In your answer, every line of the records should be written out exactly.

Source information Start Marker

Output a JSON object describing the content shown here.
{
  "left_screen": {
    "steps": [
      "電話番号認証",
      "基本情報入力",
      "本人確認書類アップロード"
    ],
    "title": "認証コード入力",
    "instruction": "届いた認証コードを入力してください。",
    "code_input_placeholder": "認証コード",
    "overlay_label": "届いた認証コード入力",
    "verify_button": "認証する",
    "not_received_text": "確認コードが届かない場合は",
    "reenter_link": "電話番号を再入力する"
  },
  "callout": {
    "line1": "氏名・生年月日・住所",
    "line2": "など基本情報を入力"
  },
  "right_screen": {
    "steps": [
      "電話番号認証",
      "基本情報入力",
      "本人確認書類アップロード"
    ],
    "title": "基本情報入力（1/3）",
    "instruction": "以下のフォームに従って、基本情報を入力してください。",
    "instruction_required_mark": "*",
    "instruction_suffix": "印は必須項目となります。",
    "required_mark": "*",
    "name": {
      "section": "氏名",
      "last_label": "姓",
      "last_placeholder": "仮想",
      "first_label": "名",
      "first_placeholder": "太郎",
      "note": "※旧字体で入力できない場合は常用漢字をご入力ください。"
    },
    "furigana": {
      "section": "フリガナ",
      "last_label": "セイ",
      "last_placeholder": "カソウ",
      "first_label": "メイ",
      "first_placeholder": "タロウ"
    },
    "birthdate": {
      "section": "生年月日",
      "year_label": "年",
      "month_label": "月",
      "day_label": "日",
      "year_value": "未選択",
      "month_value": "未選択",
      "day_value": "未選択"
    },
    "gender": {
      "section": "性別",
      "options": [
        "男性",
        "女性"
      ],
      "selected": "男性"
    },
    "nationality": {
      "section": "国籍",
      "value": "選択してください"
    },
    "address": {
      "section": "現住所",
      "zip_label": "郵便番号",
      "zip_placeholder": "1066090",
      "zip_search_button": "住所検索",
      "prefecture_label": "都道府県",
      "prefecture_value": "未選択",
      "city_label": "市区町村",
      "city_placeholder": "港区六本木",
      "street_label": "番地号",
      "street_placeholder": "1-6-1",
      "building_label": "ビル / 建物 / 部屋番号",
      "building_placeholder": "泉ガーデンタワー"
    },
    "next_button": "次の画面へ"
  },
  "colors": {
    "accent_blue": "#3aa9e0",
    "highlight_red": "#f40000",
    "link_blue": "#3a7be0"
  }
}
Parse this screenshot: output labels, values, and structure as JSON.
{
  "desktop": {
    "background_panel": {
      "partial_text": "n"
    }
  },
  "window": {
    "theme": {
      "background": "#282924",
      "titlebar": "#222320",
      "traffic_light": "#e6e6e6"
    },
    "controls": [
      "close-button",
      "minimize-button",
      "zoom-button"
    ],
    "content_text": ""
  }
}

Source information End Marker

(Your solution):
Output a JSON object describing the content shown here.
{
  "left_screen": {
    "steps": [
      "電話番号認証",
      "基本情報入力",
      "本人確認書類アップロード"
    ],
    "title": "認証コード入力",
    "instruction": "届いた認証コードを入力してください。",
    "code_input_placeholder": "認証コード",
    "overlay_label": "届いた認証コード入力",
    "verify_button": "認証する",
    "not_received_text": "確認コードが届かない場合は",
    "reenter_link": "電話番号を再入力する"
  },
  "callout": {
    "line1": "氏名・生年月日・住所",
    "line2": "など基本情報を入力"
  },
  "right_screen": {
    "steps": [
      "電話番号認証",
      "基本情報入力",
      "本人確認書類アップロード"
    ],
    "title": "基本情報入力（1/3）",
    "instruction": "以下のフォームに従って、基本情報を入力してください。",
    "instruction_required_mark": "*",
    "instruction_suffix": "印は必須項目となります。",
    "required_mark": "*",
    "name": {
      "section": "氏名",
      "last_label": "姓",
      "last_placeholder": "仮想",
      "first_label": "名",
      "first_placeholder": "太郎",
      "note": "※旧字体で入力できない場合は常用漢字をご入力ください。"
    },
    "furigana": {
      "section": "フリガナ",
      "last_label": "セイ",
      "last_placeholder": "カソウ",
      "first_label": "メイ",
      "first_placeholder": "タロウ"
    },
    "birthdate": {
      "section": "生年月日",
      "year_label": "年",
      "month_label": "月",
      "day_label": "日",
      "year_value": "未選択",
      "month_value": "未選択",
      "day_value": "未選択"
    },
    "gender": {
      "section": "性別",
      "options": [
        "男性",
        "女性"
      ],
      "selected": "男性"
    },
    "nationality": {
      "section": "国籍",
      "value": "選択してください"
    },
    "address": {
      "section": "現住所",
      "zip_label": "郵便番号",
      "zip_placeholder": "1066090",
      "zip_search_button": "住所検索",
      "prefecture_label": "都道府県",
      "prefecture_value": "未選択",
      "city_label": "市区町村",
      "city_placeholder": "港区六本木",
      "street_label": "番地号",
      "street_placeholder": "1-6-1",
      "building_label": "ビル / 建物 / 部屋番号",
      "building_placeholder": "泉ガーデンタワー"
    },
    "next_button": "次の画面へ"
  },
  "colors": {
    "accent_blue": "#3aa9e0",
    "highlight_red": "#f40000",
    "link_blue": "#3a7be0"
  }
}
Parse this screenshot: output labels, values, and structure as JSON.
{
  "desktop": {
    "background_panel": {
      "partial_text": "n"
    }
  },
  "window": {
    "theme": {
      "background": "#282924",
      "titlebar": "#222320",
      "traffic_light": "#e6e6e6"
    },
    "controls": [
      "close-button",
      "minimize-button",
      "zoom-button"
    ],
    "content_text": ""
  }
}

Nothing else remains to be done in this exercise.